The Southern Baptist Convention opened its annual national meeting Tuesday in an anxious era of the #MeToo movement as the denomination’s all-male leadership grapples with the fallout of multiple sexual-misconduct cases.
One order of business is a draft resolution co-signed by dozens of SBC leaders calling on the largest Protestant denomination in the U.S. to repudiate any rhetoric or behavior that dishonors women. The resolution denounces those who commit or cover up such actions, and urges congregations and ministers to abide by all laws mandating the reporting of sexual abuse and assault.
In a late addition to the program, the SBC announced that Vice President Mike Pence would address the meeting Wednesday. In Tuesday’s opening session, a delegate from Virginia, Garrett Kell, introduced a motion to cancel Pence’s address and replace it with a time of prayer, though the motion was defeated.
Not on the agenda in Dallas is any reconsideration of the SBC’s doctrine of “complementarianism,” which excludes women from leadership roles.
However, numerous SBC leaders are saying the doctrine needs to be observed in a way that’s respectful of women and encourages them to play an active role in church affairs.
In a recent video posted on Facebook, the Rev. J.D. Greear, one of two candidates to become the SBC’s next president, said the church has hurt itself by excluding women from top leadership posts.

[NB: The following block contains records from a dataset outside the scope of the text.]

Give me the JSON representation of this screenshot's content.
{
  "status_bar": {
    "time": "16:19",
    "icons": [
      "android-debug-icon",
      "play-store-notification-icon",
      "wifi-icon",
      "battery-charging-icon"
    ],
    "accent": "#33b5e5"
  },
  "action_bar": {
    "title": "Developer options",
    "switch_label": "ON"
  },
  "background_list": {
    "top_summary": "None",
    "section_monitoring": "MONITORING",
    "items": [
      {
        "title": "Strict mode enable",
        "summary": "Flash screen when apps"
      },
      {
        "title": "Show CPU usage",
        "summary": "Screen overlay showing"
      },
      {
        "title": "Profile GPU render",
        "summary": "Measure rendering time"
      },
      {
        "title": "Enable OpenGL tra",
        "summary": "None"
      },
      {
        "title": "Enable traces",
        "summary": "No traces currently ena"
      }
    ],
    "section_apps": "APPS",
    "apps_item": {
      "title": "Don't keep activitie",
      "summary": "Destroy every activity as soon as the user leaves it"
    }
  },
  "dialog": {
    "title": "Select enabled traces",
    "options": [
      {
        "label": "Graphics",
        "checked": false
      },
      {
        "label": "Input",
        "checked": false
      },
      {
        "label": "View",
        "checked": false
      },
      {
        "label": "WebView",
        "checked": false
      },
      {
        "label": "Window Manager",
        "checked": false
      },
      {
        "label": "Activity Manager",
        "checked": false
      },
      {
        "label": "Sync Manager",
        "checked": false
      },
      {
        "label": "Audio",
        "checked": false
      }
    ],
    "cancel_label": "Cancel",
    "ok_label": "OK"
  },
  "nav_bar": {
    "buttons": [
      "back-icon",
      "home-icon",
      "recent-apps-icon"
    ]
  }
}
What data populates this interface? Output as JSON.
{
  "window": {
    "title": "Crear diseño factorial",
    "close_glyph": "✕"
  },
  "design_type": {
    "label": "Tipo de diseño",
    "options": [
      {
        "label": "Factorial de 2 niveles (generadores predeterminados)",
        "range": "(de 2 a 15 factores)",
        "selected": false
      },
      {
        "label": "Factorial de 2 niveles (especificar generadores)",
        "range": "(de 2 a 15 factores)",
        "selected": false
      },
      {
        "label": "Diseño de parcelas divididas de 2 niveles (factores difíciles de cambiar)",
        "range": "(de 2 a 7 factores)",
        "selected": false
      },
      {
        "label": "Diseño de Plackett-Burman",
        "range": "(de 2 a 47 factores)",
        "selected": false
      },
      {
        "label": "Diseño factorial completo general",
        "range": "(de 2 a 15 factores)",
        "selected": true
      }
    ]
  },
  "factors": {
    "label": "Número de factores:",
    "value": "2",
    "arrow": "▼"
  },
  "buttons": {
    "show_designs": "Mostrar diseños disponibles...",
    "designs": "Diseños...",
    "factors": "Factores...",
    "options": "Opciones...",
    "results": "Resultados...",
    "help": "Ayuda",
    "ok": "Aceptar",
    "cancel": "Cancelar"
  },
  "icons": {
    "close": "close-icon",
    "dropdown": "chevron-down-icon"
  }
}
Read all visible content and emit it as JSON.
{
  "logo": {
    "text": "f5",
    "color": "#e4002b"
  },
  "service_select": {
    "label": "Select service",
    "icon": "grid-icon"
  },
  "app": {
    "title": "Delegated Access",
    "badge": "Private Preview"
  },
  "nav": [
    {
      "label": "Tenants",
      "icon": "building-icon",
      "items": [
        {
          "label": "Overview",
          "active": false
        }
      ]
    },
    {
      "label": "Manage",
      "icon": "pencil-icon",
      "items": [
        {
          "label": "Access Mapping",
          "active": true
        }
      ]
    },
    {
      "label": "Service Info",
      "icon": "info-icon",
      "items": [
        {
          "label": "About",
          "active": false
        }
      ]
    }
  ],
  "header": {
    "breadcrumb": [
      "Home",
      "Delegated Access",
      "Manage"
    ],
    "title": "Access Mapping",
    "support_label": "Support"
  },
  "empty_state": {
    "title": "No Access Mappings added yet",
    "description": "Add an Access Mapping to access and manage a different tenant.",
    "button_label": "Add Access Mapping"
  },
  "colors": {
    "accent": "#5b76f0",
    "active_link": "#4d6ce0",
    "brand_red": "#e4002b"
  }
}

Complementarianism “is biblical and we need to honor that … but at the same time recognize that God has gifted women with spiritual gifts,” he said. “We need to be as committed to raising them up in leadership and ministries as we are to our sons.”
Greear, 45, a megachurch pastor from North Carolina faces pastor and former seminary president Ken Hemphill, 70, in the presidential election.
Greear narrowly lost the election for president in 2016, and has been viewed by many Southern Baptists as the inevitable winner this time. Hemphill was nominated by some veteran SBC leaders who view him as less likely to propose potentially divisive changes such as overreaction to #MeToo.
As the two-day meeting begins, advocates of a greater role for women in the SBC plan a protest rally outside the convention center. Rally organizers want the SBC to create a database of clergy sex-offenders and require all pastors and seminarians to undergo training on how to address domestic abuse and sexual assault.
Paige Patterson, the central figure in the most prominent of the SBC’s #MeToo cases, had been scheduled to deliver the featured sermon at the national meeting. However, he withdrew from that role Friday, heeding a request from other SBC leaders.
Patterson was recently dismissed as president of Southwestern Baptist Theological Seminary in Texas because of his response to two rape allegations made years apart by students. He also was accused of making improper remarks about a teenage girl’s body and contending that women who are in abusive relationships should almost always stay with their husbands.
SBC leaders say there are many more cases.
“The avalanche of sexual misconduct that has come to light in recent weeks is almost too much to bear,” the Rev. Albert Mohler, president of the Southern Baptist Theological Seminary, wrote in a recent blog post.
In addition to its debates about gender roles, the SBC has struggled to overcome its history as a denomination formed in defense of slaveholders.
On Monday, SBC leaders announced they would expel the Raleigh White Baptist Church in Albany, Georgia, because of racial discrimination.
According to Baptist Press, the SBC’s official news service, the Raleigh White congregation agreed three years ago to share its space with a predominantly black congregation, but conflicts arose. In March, when some of the black worshippers arrived at the church unexpectedly, a black female was told to use the restroom at a nearby convenience store, rather than the restroom in the church.
Sing Oldham, an SBC spokesman, said he believed it was the first time the SBC had expelled a church on racism-related grounds.